Then-Republican presidential candidate Donald Trump with Joe Arpaio. (Mary Altaffer/Associated Press)

EVEN AS President Trump urges the nation to heal, he is publicly considering a step whose effect would be the exact opposite: a pardon for former sheriff Joe Arpaio, the former Arizona lawman who made his name as a paragon of racial profiling.

Pardoning Mr. Arpaio now would throw a bone to the president’s partisans on the racist alt-right just days after Mr. Trump fed them a juicy steak by explicitly equating the neo-Nazis, anti-Semites and Ku Klux Klansmen in Charlottesville with those who marched against them. If Mr. Trump wants to further inflame and divide America, there would be few more effective ways to do it than by granting clemency to a man whose political career was based on contempt for Latinos generally and Hispanic undocumented immigrants specifically.

A pardon for Mr. Arpaio, convicted of criminal contempt of court just three weeks ago, would circumvent the Justice Department’s long-established procedure for review. The former sheriff, whose sentencing is scheduled for October, hasn’t even applied for a pardon, the processing and consideration for which would ordinarily take several years. Thousands of applications have yet to be reviewed.

Yet Mr. Trump has said he is considering such a move. After all, the president and the former sheriff, an early and enthusiastic backer of Mr. Trump’s candidacy, are two peas in a nativist pod. Both were ardent “birthers” who questioned whether Barack Obama was born in the United States, a touchstone of actual “fake news”; both maligned Hispanic judges, attacking their legitimacy on grounds of ethnicity; both are unapologetic champions of racial profiling. (“Well, we have no choice,” said Mr. Trump, defending the practice.)

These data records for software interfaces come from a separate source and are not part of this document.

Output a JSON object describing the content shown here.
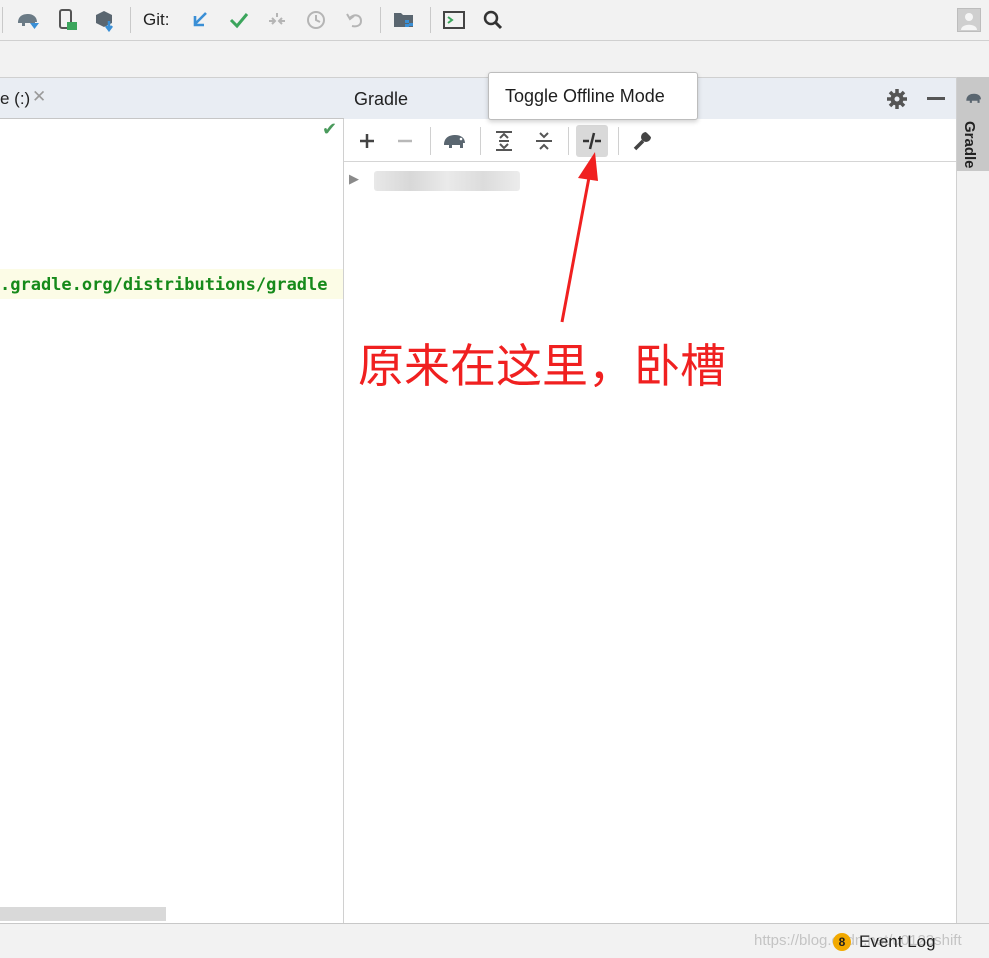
{
  "toolbar": {
    "git_label": "Git:",
    "icons": [
      "sync-gradle-icon",
      "device-manager-icon",
      "sdk-manager-icon",
      "git-update-icon",
      "git-commit-icon",
      "git-merge-icon",
      "git-history-icon",
      "git-revert-icon",
      "project-structure-icon",
      "terminal-icon",
      "search-icon",
      "user-avatar-icon"
    ]
  },
  "editor": {
    "tab_title": "e (:)",
    "tab_close": "✕",
    "code_line": ".gradle.org/distributions/gradle"
  },
  "gradle_panel": {
    "title": "Gradle",
    "tooltip": "Toggle Offline Mode",
    "toolbar_icons": [
      "add-icon",
      "remove-icon",
      "gradle-elephant-icon",
      "expand-all-icon",
      "collapse-all-icon",
      "toggle-offline-icon",
      "settings-wrench-icon"
    ]
  },
  "right_stripe": {
    "gradle_tab_label": "Gradle"
  },
  "annotation": {
    "text": "原来在这里，卧槽",
    "color": "#f02020"
  },
  "statusbar": {
    "event_badge": "8",
    "event_log_label": "Event Log",
    "watermark": "https://blog.csdn.net/u0123shift"
  },
  "colors": {
    "panel_header": "#e9edf3",
    "code_highlight": "#fcfce6",
    "code_text": "#168a1a",
    "accent_blue": "#3a8fd6",
    "accent_green": "#3ba55c"
  }
}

Mr. Arpaio was found guilty of having ignored a federal court order directing him to halt a campaign of illegal arrests and detentions based on suspects’ appearance — in other words, explicit racial profiling. Thumbing his nose at the order, he continued the prohibited patrols for an additional 17 months and bragged about it to voters in Arizona’s Maricopa County.

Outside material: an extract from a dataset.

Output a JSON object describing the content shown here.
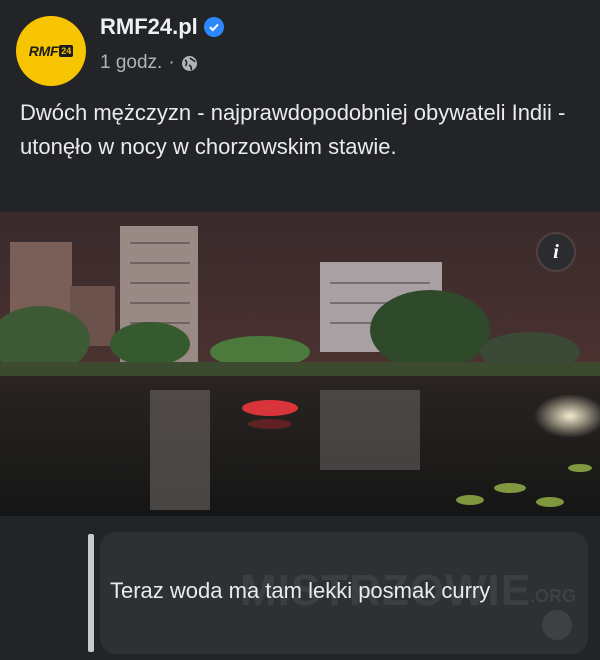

Former Maricopa County, Ariz., sheriff Joe Arpaio ignored a judge’s order to stop detaining people because he merely suspected them of being undocumented immigrants. (Thomas Johnson/The Washington Post)

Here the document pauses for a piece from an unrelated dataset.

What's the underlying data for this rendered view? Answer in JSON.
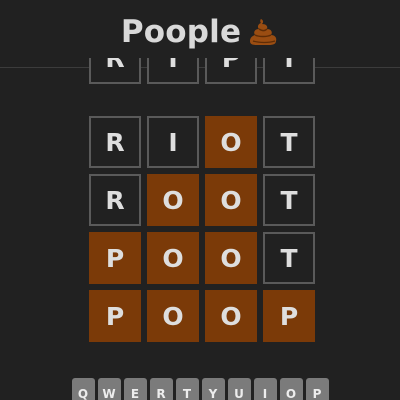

Generally, presidential pardons are granted after a decent interval to individuals who have expressed contrition for their offense. By contrast, Mr. Arpaio has dismissed his prosecution as politically motivated and sneered at the charge on which he was convicted as a “petty crime” of which he is “100 percent not guilty.”

Even as Mr. Trump was busy last week condoning the goons and thugs who invaded Charlottesville — there were “very fine people” among them, the president said — he was praising Mr. Arpaio for his “crackdown” on illegal immigration and saying he was seriously considering a pardon for him. “He’s a great American patriot, and I hate to see what has happened to him,” Mr. Trump said.

To say such a thing is to twist the meaning of patriotism. Mr. Arpaio, who used ethnicity as a wedge issue and delighted in humiliating the immigrants he arrested and incarcerating them in inhumane conditions, is no more a patriot than the thugs in Charlottesville are. Pardoning him would be a travesty of justice that would further discredit a presidency already stained by Mr. Trump’s words and conduct.